The climate impact depends on the emissions associated with the electricity used by the heat pumps and the heat generation replaced. The heat pumps in Drammen have replaced a mixture of fuel oil, biomass and electric boilers and reduced emissions by around 8 ktCO2.
If all the Nordic municipalities with a district heating network next to the sea installed a similar system and produced 67 GWh of heat – or in the case of smaller networks, up to 63% of their heat – from sea water, it could replace 7 TWh of fossil heat production and reduce emissions by 1.4 MtCO2.
Costs and savings
The costs of seawater heat utilisation come from the pipeline into the sea to reach water of a stable temperature, the heat pump plant, electricity used by the pumps and a possible extension to the district heat network or fortification of the grid. As heat pumps often do not fully replace a heat or cogeneration plant in the district heating network, we compare the heat pump cost to the variable cost of thermal plants. We estimate the weighted average abatement cost in the Nordics to be –19 €/tCO2. The cost varies between the Nordic countries as a result of the differing taxes applied to heat pump electricity. In Drammen, the heat pumps have already recovered the investment.
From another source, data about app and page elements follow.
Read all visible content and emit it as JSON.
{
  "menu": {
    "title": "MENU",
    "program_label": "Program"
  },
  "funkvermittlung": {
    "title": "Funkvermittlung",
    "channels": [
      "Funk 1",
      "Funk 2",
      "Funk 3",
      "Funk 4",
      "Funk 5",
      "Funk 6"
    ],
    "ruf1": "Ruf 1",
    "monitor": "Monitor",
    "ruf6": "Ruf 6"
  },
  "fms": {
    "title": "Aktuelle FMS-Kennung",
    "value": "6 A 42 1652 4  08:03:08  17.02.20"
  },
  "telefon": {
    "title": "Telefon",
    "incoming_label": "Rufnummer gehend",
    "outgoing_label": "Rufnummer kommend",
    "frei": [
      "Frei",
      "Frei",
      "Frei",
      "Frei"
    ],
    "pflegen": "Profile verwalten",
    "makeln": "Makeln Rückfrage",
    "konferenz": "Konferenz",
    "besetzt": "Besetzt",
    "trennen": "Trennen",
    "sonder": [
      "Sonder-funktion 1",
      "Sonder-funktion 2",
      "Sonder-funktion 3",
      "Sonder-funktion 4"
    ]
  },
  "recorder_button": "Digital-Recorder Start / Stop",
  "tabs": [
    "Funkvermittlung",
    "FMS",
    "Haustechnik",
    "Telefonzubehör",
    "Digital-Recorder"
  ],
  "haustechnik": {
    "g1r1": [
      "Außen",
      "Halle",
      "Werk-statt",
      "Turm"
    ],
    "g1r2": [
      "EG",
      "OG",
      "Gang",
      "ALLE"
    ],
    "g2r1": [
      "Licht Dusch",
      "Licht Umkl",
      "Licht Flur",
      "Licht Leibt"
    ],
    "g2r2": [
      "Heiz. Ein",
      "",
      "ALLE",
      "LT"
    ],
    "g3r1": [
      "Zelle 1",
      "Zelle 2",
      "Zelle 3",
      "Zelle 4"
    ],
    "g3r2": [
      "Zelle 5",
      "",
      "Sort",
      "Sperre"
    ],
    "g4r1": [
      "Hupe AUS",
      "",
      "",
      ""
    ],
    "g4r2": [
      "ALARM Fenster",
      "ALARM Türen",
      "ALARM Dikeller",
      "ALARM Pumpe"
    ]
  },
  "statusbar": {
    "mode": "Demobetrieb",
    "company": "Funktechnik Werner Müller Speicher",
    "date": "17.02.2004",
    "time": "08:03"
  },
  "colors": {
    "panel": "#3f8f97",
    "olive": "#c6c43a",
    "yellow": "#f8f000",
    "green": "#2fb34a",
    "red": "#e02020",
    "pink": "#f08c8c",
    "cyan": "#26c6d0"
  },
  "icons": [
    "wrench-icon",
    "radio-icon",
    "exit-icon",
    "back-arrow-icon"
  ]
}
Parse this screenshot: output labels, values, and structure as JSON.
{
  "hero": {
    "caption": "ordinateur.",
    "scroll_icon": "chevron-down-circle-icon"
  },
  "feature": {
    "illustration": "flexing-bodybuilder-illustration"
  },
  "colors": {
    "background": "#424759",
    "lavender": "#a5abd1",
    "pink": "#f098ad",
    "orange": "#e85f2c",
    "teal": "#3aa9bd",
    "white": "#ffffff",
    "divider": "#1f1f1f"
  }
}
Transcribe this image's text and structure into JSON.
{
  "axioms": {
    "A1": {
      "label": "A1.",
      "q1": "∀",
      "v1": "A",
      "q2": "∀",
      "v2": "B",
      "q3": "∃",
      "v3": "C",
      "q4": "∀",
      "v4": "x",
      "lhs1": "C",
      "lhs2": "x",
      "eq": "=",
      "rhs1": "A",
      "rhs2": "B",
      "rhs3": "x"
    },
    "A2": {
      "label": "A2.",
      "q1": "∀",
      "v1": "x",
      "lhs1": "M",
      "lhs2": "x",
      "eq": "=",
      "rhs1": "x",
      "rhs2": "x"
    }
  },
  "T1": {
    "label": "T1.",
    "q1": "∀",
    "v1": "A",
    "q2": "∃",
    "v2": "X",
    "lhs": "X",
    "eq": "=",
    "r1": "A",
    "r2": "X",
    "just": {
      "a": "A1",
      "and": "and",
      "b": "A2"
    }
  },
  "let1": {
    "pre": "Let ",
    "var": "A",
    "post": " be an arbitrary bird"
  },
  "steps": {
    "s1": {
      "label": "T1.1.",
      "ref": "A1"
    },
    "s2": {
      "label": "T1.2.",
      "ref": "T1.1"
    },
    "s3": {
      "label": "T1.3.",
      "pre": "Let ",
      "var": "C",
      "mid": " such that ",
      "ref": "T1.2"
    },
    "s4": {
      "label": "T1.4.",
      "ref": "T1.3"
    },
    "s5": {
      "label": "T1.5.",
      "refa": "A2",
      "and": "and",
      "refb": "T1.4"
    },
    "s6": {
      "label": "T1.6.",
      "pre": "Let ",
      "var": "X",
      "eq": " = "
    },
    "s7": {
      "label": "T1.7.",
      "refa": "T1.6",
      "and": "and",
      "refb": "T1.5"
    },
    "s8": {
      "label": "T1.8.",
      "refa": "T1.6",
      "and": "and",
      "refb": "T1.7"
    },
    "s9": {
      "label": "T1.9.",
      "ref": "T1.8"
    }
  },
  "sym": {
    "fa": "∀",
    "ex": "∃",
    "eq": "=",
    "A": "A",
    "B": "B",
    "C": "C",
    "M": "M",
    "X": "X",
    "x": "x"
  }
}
Replacing fuel combustion with heat pumps cuts air pollution.
It also reduces the need to import fossil fuels and increases energy security. Heat pumps can be used to provide flexibility to the energy system – instead of ramping up a fossil power plant, the heat pumps can be switched off during a power demand peak.
- To operate a seawater heat pump during winter, it needs access to water that is well above zero degrees. If the sea is not sufficiently deep near the shore, the piping needed can become long and expensive.
- The heat source needs to be located close to the heat users so that the investment in the extended pipe infrastructure and heat losses do not become too large, and there needs to be space available for the facility.
- The facility also requires a significant amount of electricity, so the electricity grid in the desired location must be strong enough or it must be fortified, which adds costs.
- The initial investment for the heat pump facility is often large, and therefore the heat pumps require a sufficient number of load hours to keep the price of the heat down. In some networks this may be restricted by the existing heat production system.
- The required district heating water temperature in winter may be higher than can be provided by heat pumps and the heat requires priming. If this cannot be done with existing facilities, it can become expensive.
- The price of the main input, electricity, can limit the profitability of the investment.
- Seawater is free and, when deep enough, a stable source of heat.
- Seashore with sufficient depth close to the network keeps the piping costs low.
- Enough use hours, relatively inexpensive electricity and high fossil fuel taxes make heat pumps profitable.
- Low network temperature allows the heat to be used without priming.